- Ease of Use: The Metric system’s logical and consistent structure makes it easy to learn, understand, and apply in various fields. Its units are based on fundamental properties and are well-suited for scientific calculations.
- Precision and Accuracy: The Metric system’s decimal structure allows for precise and accurate measurements due to its straightforward conversions and clear relationships between units.
- Familiarity: In regions where the Imperial system is traditionally used, there may be a learning curve and adjustment period when switching to the Metric system.
- Transition Challenges: Transitioning from the Imperial system to the Metric system can pose logistical challenges, especially in terms of updating infrastructure, educational materials, and public understanding.
- Contextual Adaptation: In certain industries or specialized fields, specific measurements or conventions may be deeply ingrained in the Imperial system, making a complete transition to the Metric system more complex.
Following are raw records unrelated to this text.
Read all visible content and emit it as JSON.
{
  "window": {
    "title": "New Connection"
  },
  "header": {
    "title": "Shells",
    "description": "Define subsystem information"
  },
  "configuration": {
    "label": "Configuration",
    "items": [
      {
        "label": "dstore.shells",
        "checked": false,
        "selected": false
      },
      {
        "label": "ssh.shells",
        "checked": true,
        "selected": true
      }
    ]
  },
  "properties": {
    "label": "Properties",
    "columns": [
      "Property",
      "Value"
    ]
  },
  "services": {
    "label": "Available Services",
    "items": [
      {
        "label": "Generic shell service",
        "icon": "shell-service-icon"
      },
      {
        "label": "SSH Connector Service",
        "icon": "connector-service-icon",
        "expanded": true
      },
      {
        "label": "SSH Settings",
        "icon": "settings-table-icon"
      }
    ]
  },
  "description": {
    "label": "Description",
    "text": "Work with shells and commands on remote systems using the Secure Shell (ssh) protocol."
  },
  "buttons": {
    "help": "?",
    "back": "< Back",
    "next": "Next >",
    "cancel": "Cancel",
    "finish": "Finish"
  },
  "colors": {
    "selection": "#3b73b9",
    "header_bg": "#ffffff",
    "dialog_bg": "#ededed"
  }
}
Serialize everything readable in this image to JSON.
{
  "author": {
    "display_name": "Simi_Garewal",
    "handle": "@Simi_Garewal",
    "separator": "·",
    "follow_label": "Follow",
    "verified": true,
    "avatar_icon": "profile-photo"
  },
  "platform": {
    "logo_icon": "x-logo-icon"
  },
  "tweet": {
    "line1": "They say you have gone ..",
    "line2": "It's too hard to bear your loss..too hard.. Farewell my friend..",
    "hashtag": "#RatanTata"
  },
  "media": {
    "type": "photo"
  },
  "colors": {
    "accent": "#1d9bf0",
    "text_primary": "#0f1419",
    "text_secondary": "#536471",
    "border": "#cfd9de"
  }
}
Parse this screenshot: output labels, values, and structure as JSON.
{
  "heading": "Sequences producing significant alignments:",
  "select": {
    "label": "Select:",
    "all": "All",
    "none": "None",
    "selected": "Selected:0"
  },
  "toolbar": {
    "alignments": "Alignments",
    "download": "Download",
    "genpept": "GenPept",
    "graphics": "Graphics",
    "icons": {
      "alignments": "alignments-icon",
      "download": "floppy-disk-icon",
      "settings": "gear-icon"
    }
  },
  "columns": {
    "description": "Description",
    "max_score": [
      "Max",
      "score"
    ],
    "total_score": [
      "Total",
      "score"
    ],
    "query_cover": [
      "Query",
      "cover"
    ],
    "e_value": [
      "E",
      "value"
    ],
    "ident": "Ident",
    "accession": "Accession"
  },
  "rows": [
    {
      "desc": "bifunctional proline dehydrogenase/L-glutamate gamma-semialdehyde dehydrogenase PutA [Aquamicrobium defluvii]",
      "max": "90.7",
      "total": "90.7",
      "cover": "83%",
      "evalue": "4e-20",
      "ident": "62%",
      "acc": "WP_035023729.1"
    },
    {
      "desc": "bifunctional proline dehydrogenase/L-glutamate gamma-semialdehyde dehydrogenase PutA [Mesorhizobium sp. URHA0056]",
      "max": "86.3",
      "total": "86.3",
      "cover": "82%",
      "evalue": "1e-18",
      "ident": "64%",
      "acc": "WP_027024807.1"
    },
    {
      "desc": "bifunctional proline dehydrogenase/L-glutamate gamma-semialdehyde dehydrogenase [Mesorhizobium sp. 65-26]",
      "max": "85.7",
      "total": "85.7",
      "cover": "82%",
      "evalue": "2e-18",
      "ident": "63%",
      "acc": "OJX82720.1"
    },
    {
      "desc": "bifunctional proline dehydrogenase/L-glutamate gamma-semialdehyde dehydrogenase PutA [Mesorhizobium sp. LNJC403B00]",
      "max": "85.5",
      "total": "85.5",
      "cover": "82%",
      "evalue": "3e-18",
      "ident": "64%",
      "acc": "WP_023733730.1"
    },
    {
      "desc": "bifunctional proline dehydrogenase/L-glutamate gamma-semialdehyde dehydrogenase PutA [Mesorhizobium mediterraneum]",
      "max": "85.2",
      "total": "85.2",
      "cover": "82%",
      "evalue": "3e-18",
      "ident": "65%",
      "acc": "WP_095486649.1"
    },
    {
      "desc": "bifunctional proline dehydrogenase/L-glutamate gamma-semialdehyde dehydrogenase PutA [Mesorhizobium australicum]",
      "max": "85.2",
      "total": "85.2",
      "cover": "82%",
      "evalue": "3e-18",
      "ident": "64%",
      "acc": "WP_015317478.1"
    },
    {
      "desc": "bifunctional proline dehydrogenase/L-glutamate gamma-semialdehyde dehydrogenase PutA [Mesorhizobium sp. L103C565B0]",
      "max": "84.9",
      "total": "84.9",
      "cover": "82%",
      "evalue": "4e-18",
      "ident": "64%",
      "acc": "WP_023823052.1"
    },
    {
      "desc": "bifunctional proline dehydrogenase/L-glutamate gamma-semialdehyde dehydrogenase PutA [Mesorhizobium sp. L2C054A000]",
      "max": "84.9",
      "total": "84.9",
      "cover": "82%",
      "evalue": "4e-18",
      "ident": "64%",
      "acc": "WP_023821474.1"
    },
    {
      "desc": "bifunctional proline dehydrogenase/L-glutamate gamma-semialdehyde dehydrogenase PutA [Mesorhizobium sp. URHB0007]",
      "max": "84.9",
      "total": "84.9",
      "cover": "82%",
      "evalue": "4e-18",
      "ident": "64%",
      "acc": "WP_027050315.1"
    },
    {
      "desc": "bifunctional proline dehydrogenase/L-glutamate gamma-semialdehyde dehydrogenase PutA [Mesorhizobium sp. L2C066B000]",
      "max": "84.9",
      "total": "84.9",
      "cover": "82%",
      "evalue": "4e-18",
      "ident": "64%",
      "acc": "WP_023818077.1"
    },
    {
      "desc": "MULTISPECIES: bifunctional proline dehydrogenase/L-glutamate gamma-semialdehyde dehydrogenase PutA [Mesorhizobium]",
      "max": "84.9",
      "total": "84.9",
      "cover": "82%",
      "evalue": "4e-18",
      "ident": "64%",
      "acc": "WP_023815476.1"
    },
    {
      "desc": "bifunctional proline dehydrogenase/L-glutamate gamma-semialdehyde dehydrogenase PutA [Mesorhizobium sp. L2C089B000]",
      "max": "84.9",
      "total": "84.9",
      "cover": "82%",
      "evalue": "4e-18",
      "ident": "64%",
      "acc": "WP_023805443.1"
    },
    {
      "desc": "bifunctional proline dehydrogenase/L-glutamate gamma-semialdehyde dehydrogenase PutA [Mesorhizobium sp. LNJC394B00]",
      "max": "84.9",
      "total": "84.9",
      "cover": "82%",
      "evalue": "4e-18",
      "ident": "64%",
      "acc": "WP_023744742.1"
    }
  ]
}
- Familiarity and Tradition: In countries where the Imperial system is the norm, there is a level of familiarity and comfort with its units. Generations have grown up using these units, which may be deeply ingrained in daily life and cultural practices.
- Contextual Relevance: In certain industries or specialized fields, the Imperial system’s units may have specific contextual relevance and conventions that have been developed over time.
- Lack of Standardization: Unlike the Metric system, the Imperial system lacks global standardization. This lack of uniformity can create challenges in international trade, scientific collaboration, and communication.
- Complex Conversions: Converting between different units in the Imperial system can be more complex than in the Metric system. Conversion factors need to be memorized, and calculations may involve multiple steps.
- Limited Global Adoption: The Imperial system is primarily used in a few countries, which can limit its applicability and recognition in international contexts.
The Metric system’s advantages, such as its global standardization and ease of use, have led to its widespread adoption and preference in scientific research, trade, and everyday measurements. The familiarity and contextual relevance of the Imperial system in specific regions or industries should also be considered.
The Metric and Imperial systems are two distinct systems of measurement, each with its strengths and limitations. The Metric system, with its decimal structure, global standardization, and ease of use, offers several advantages. It provides a logical and consistent approach to measurement, enabling easy conversions between units and promoting precision and accuracy in calculations. The Metric system’s widespread adoption and recognition on a global scale make it the preferred choice for scientific research, trade, and everyday measurements.